WORKING DATA
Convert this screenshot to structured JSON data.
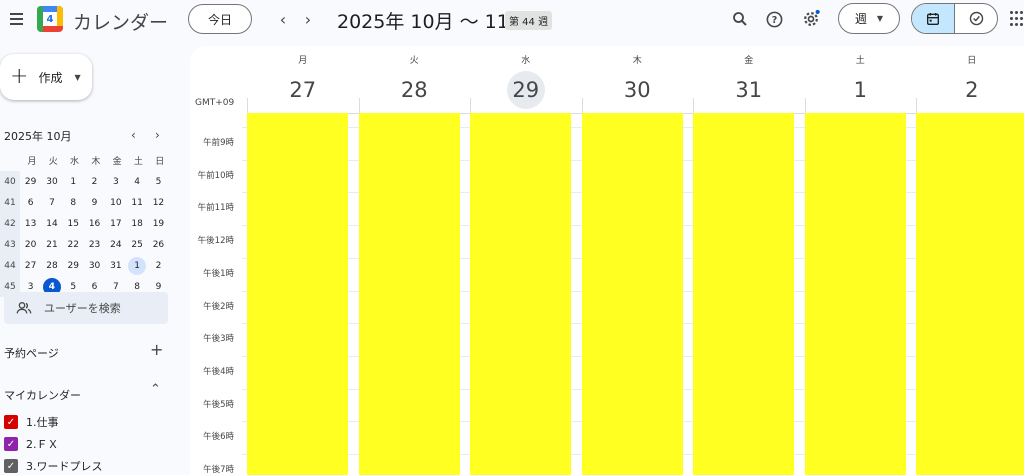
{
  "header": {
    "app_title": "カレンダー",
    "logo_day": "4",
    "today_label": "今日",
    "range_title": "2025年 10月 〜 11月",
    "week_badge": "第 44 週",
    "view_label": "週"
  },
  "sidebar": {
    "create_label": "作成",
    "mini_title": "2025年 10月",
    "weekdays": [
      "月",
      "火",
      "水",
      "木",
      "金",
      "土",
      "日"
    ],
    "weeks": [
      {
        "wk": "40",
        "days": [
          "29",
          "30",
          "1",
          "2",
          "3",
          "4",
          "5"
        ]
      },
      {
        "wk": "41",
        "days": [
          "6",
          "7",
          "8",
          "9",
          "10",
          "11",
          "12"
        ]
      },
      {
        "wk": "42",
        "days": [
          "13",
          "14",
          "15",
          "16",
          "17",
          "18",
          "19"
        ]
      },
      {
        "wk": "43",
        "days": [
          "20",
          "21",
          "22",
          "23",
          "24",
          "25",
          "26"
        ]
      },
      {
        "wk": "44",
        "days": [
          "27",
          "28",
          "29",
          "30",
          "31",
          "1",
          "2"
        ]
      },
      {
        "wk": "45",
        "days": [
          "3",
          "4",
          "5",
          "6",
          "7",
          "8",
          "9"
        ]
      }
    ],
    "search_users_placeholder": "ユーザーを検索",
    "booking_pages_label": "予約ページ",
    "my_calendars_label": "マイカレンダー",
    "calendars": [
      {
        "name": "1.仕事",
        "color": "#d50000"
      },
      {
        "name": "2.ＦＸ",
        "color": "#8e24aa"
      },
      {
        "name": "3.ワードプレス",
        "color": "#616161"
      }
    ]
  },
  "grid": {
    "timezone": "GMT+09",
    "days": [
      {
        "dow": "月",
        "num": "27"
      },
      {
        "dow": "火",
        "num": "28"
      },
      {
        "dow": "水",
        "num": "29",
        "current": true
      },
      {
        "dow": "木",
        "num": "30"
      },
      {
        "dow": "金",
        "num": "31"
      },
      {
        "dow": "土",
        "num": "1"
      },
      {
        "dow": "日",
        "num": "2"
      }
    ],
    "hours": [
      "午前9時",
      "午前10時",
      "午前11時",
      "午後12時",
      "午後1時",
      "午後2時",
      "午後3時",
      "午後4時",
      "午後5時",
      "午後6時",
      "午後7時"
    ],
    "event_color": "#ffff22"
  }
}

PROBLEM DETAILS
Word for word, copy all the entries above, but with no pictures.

SOLVED EXERCISE
Convert this screenshot to structured JSON data.
{
  "header": {
    "app_title": "カレンダー",
    "logo_day": "4",
    "today_label": "今日",
    "range_title": "2025年 10月 〜 11月",
    "week_badge": "第 44 週",
    "view_label": "週"
  },
  "sidebar": {
    "create_label": "作成",
    "mini_title": "2025年 10月",
    "weekdays": [
      "月",
      "火",
      "水",
      "木",
      "金",
      "土",
      "日"
    ],
    "weeks": [
      {
        "wk": "40",
        "days": [
          "29",
          "30",
          "1",
          "2",
          "3",
          "4",
          "5"
        ]
      },
      {
        "wk": "41",
        "days": [
          "6",
          "7",
          "8",
          "9",
          "10",
          "11",
          "12"
        ]
      },
      {
        "wk": "42",
        "days": [
          "13",
          "14",
          "15",
          "16",
          "17",
          "18",
          "19"
        ]
      },
      {
        "wk": "43",
        "days": [
          "20",
          "21",
          "22",
          "23",
          "24",
          "25",
          "26"
        ]
      },
      {
        "wk": "44",
        "days": [
          "27",
          "28",
          "29",
          "30",
          "31",
          "1",
          "2"
        ]
      },
      {
        "wk": "45",
        "days": [
          "3",
          "4",
          "5",
          "6",
          "7",
          "8",
          "9"
        ]
      }
    ],
    "search_users_placeholder": "ユーザーを検索",
    "booking_pages_label": "予約ページ",
    "my_calendars_label": "マイカレンダー",
    "calendars": [
      {
        "name": "1.仕事",
        "color": "#d50000"
      },
      {
        "name": "2.ＦＸ",
        "color": "#8e24aa"
      },
      {
        "name": "3.ワードプレス",
        "color": "#616161"
      }
    ]
  },
  "grid": {
    "timezone": "GMT+09",
    "days": [
      {
        "dow": "月",
        "num": "27"
      },
      {
        "dow": "火",
        "num": "28"
      },
      {
        "dow": "水",
        "num": "29",
        "current": true
      },
      {
        "dow": "木",
        "num": "30"
      },
      {
        "dow": "金",
        "num": "31"
      },
      {
        "dow": "土",
        "num": "1"
      },
      {
        "dow": "日",
        "num": "2"
      }
    ],
    "hours": [
      "午前9時",
      "午前10時",
      "午前11時",
      "午後12時",
      "午後1時",
      "午後2時",
      "午後3時",
      "午後4時",
      "午後5時",
      "午後6時",
      "午後7時"
    ],
    "event_color": "#ffff22"
  }
}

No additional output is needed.